#### Exercise materials:

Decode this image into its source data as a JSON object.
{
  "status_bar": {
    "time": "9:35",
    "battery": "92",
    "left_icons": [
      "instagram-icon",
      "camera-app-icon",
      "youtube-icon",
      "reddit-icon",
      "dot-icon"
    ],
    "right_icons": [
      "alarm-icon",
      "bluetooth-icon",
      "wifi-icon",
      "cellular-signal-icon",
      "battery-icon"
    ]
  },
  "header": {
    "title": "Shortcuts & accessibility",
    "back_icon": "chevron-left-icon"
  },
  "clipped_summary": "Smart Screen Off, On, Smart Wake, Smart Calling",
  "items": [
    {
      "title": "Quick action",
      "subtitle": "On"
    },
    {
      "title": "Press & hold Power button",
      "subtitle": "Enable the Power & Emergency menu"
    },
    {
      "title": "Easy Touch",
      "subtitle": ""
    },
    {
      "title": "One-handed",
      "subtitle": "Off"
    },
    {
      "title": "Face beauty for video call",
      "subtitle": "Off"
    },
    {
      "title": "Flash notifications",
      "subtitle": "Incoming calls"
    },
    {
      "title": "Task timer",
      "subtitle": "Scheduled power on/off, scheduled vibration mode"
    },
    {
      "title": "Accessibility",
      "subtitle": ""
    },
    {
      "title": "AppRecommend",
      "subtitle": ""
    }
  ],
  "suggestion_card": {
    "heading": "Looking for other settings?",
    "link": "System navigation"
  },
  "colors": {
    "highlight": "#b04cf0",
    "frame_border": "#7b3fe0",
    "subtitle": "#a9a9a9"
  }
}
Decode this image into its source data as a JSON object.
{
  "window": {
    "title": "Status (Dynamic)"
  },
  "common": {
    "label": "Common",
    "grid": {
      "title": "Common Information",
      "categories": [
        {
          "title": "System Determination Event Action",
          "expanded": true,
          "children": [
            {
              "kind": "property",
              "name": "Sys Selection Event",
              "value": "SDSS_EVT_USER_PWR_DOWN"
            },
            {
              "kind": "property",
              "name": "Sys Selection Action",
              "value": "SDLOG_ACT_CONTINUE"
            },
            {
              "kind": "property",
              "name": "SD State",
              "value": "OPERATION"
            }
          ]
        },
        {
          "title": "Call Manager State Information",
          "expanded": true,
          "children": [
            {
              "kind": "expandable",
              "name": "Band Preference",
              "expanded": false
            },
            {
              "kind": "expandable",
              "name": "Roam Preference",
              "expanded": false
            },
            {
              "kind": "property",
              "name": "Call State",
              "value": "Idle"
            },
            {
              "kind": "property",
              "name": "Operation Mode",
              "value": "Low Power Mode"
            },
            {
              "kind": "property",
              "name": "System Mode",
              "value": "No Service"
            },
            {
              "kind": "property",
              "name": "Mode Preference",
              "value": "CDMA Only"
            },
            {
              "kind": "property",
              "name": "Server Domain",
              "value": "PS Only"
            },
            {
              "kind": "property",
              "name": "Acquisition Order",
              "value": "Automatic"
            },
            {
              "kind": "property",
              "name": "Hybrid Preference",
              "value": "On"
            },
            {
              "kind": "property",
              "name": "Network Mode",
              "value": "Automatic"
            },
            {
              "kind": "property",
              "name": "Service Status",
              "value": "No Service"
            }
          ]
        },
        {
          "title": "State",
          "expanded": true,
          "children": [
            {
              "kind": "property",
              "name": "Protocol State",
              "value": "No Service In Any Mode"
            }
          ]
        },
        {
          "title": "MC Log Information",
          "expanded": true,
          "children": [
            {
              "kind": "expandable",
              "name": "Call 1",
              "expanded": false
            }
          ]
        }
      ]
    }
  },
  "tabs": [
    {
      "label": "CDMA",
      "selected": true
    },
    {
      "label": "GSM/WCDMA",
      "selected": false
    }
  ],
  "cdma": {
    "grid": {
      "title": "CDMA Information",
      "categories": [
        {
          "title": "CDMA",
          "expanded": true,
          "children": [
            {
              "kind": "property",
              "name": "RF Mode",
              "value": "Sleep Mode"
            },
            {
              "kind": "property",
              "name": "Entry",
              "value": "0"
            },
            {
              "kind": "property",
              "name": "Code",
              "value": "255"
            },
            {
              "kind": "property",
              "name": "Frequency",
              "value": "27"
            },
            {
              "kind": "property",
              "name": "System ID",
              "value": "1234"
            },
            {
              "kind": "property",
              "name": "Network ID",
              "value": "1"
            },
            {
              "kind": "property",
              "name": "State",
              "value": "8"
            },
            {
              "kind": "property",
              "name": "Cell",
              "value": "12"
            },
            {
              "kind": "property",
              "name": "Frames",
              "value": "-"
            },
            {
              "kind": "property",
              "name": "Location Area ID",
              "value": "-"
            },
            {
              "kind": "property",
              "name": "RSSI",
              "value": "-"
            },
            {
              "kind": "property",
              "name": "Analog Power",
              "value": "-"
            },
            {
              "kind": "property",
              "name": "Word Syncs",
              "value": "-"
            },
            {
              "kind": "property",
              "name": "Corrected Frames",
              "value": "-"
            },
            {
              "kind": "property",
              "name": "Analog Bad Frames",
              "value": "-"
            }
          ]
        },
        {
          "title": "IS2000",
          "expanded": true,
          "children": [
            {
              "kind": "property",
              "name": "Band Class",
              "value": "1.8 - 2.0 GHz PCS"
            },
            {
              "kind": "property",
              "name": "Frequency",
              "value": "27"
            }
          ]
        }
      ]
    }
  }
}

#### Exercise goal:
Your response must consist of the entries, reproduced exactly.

#### Exercise response:
Decode this image into its source data as a JSON object.
{
  "status_bar": {
    "time": "9:35",
    "battery": "92",
    "left_icons": [
      "instagram-icon",
      "camera-app-icon",
      "youtube-icon",
      "reddit-icon",
      "dot-icon"
    ],
    "right_icons": [
      "alarm-icon",
      "bluetooth-icon",
      "wifi-icon",
      "cellular-signal-icon",
      "battery-icon"
    ]
  },
  "header": {
    "title": "Shortcuts & accessibility",
    "back_icon": "chevron-left-icon"
  },
  "clipped_summary": "Smart Screen Off, On, Smart Wake, Smart Calling",
  "items": [
    {
      "title": "Quick action",
      "subtitle": "On"
    },
    {
      "title": "Press & hold Power button",
      "subtitle": "Enable the Power & Emergency menu"
    },
    {
      "title": "Easy Touch",
      "subtitle": ""
    },
    {
      "title": "One-handed",
      "subtitle": "Off"
    },
    {
      "title": "Face beauty for video call",
      "subtitle": "Off"
    },
    {
      "title": "Flash notifications",
      "subtitle": "Incoming calls"
    },
    {
      "title": "Task timer",
      "subtitle": "Scheduled power on/off, scheduled vibration mode"
    },
    {
      "title": "Accessibility",
      "subtitle": ""
    },
    {
      "title": "AppRecommend",
      "subtitle": ""
    }
  ],
  "suggestion_card": {
    "heading": "Looking for other settings?",
    "link": "System navigation"
  },
  "colors": {
    "highlight": "#b04cf0",
    "frame_border": "#7b3fe0",
    "subtitle": "#a9a9a9"
  }
}
Decode this image into its source data as a JSON object.
{
  "window": {
    "title": "Status (Dynamic)"
  },
  "common": {
    "label": "Common",
    "grid": {
      "title": "Common Information",
      "categories": [
        {
          "title": "System Determination Event Action",
          "expanded": true,
          "children": [
            {
              "kind": "property",
              "name": "Sys Selection Event",
              "value": "SDSS_EVT_USER_PWR_DOWN"
            },
            {
              "kind": "property",
              "name": "Sys Selection Action",
              "value": "SDLOG_ACT_CONTINUE"
            },
            {
              "kind": "property",
              "name": "SD State",
              "value": "OPERATION"
            }
          ]
        },
        {
          "title": "Call Manager State Information",
          "expanded": true,
          "children": [
            {
              "kind": "expandable",
              "name": "Band Preference",
              "expanded": false
            },
            {
              "kind": "expandable",
              "name": "Roam Preference",
              "expanded": false
            },
            {
              "kind": "property",
              "name": "Call State",
              "value": "Idle"
            },
            {
              "kind": "property",
              "name": "Operation Mode",
              "value": "Low Power Mode"
            },
            {
              "kind": "property",
              "name": "System Mode",
              "value": "No Service"
            },
            {
              "kind": "property",
              "name": "Mode Preference",
              "value": "CDMA Only"
            },
            {
              "kind": "property",
              "name": "Server Domain",
              "value": "PS Only"
            },
            {
              "kind": "property",
              "name": "Acquisition Order",
              "value": "Automatic"
            },
            {
              "kind": "property",
              "name": "Hybrid Preference",
              "value": "On"
            },
            {
              "kind": "property",
              "name": "Network Mode",
              "value": "Automatic"
            },
            {
              "kind": "property",
              "name": "Service Status",
              "value": "No Service"
            }
          ]
        },
        {
          "title": "State",
          "expanded": true,
          "children": [
            {
              "kind": "property",
              "name": "Protocol State",
              "value": "No Service In Any Mode"
            }
          ]
        },
        {
          "title": "MC Log Information",
          "expanded": true,
          "children": [
            {
              "kind": "expandable",
              "name": "Call 1",
              "expanded": false
            }
          ]
        }
      ]
    }
  },
  "tabs": [
    {
      "label": "CDMA",
      "selected": true
    },
    {
      "label": "GSM/WCDMA",
      "selected": false
    }
  ],
  "cdma": {
    "grid": {
      "title": "CDMA Information",
      "categories": [
        {
          "title": "CDMA",
          "expanded": true,
          "children": [
            {
              "kind": "property",
              "name": "RF Mode",
              "value": "Sleep Mode"
            },
            {
              "kind": "property",
              "name": "Entry",
              "value": "0"
            },
            {
              "kind": "property",
              "name": "Code",
              "value": "255"
            },
            {
              "kind": "property",
              "name": "Frequency",
              "value": "27"
            },
            {
              "kind": "property",
              "name": "System ID",
              "value": "1234"
            },
            {
              "kind": "property",
              "name": "Network ID",
              "value": "1"
            },
            {
              "kind": "property",
              "name": "State",
              "value": "8"
            },
            {
              "kind": "property",
              "name": "Cell",
              "value": "12"
            },
            {
              "kind": "property",
              "name": "Frames",
              "value": "-"
            },
            {
              "kind": "property",
              "name": "Location Area ID",
              "value": "-"
            },
            {
              "kind": "property",
              "name": "RSSI",
              "value": "-"
            },
            {
              "kind": "property",
              "name": "Analog Power",
              "value": "-"
            },
            {
              "kind": "property",
              "name": "Word Syncs",
              "value": "-"
            },
            {
              "kind": "property",
              "name": "Corrected Frames",
              "value": "-"
            },
            {
              "kind": "property",
              "name": "Analog Bad Frames",
              "value": "-"
            }
          ]
        },
        {
          "title": "IS2000",
          "expanded": true,
          "children": [
            {
              "kind": "property",
              "name": "Band Class",
              "value": "1.8 - 2.0 GHz PCS"
            },
            {
              "kind": "property",
              "name": "Frequency",
              "value": "27"
            }
          ]
        }
      ]
    }
  }
}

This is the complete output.